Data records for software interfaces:
────────────────────────────────────────

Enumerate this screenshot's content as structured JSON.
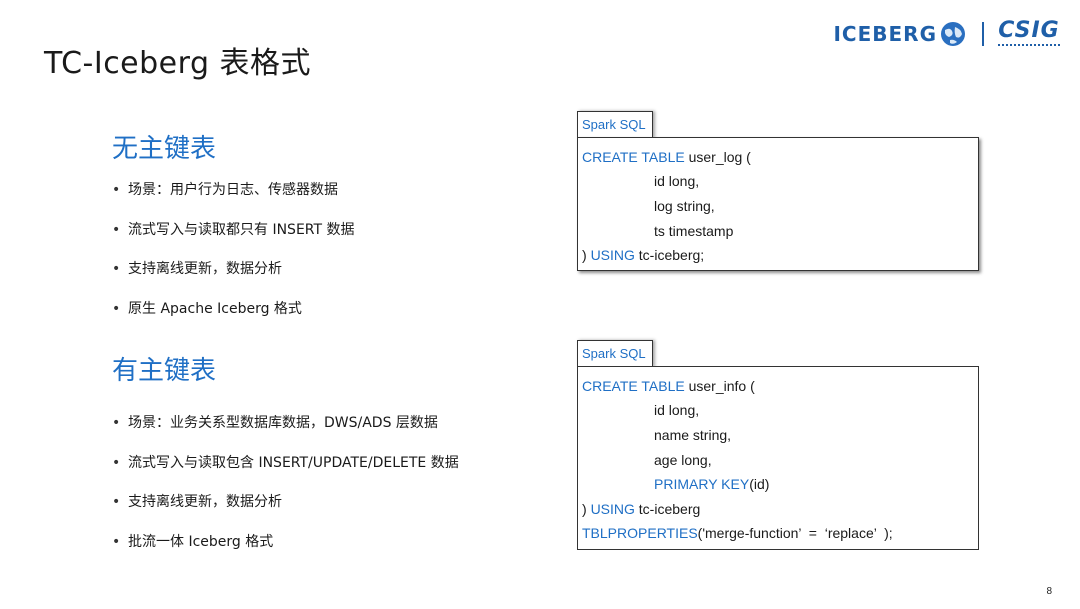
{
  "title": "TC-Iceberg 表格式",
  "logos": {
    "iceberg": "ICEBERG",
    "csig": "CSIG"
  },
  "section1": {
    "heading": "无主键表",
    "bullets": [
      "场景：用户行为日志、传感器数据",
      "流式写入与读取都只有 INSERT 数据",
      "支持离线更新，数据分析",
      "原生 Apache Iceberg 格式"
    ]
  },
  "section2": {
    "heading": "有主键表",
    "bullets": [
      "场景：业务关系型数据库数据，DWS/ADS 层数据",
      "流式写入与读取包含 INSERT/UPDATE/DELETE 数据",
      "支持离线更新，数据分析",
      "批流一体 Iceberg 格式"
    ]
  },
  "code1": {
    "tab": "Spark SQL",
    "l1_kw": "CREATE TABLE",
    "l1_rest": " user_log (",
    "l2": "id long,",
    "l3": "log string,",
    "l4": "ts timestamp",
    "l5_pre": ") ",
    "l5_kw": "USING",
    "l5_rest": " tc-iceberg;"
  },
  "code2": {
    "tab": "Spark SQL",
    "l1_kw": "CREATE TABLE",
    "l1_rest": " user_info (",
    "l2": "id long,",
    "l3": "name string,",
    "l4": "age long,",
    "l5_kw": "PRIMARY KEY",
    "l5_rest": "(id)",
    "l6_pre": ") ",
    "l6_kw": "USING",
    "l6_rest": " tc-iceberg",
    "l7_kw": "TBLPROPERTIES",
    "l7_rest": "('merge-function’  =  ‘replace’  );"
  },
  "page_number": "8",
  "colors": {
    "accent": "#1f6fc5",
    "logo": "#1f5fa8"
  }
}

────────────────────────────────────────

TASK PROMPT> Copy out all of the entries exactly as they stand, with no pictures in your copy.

EXERCISE ANSWER>
Enumerate this screenshot's content as structured JSON.
{
  "title": "TC-Iceberg 表格式",
  "logos": {
    "iceberg": "ICEBERG",
    "csig": "CSIG"
  },
  "section1": {
    "heading": "无主键表",
    "bullets": [
      "场景：用户行为日志、传感器数据",
      "流式写入与读取都只有 INSERT 数据",
      "支持离线更新，数据分析",
      "原生 Apache Iceberg 格式"
    ]
  },
  "section2": {
    "heading": "有主键表",
    "bullets": [
      "场景：业务关系型数据库数据，DWS/ADS 层数据",
      "流式写入与读取包含 INSERT/UPDATE/DELETE 数据",
      "支持离线更新，数据分析",
      "批流一体 Iceberg 格式"
    ]
  },
  "code1": {
    "tab": "Spark SQL",
    "l1_kw": "CREATE TABLE",
    "l1_rest": " user_log (",
    "l2": "id long,",
    "l3": "log string,",
    "l4": "ts timestamp",
    "l5_pre": ") ",
    "l5_kw": "USING",
    "l5_rest": " tc-iceberg;"
  },
  "code2": {
    "tab": "Spark SQL",
    "l1_kw": "CREATE TABLE",
    "l1_rest": " user_info (",
    "l2": "id long,",
    "l3": "name string,",
    "l4": "age long,",
    "l5_kw": "PRIMARY KEY",
    "l5_rest": "(id)",
    "l6_pre": ") ",
    "l6_kw": "USING",
    "l6_rest": " tc-iceberg",
    "l7_kw": "TBLPROPERTIES",
    "l7_rest": "('merge-function’  =  ‘replace’  );"
  },
  "page_number": "8",
  "colors": {
    "accent": "#1f6fc5",
    "logo": "#1f5fa8"
  }
}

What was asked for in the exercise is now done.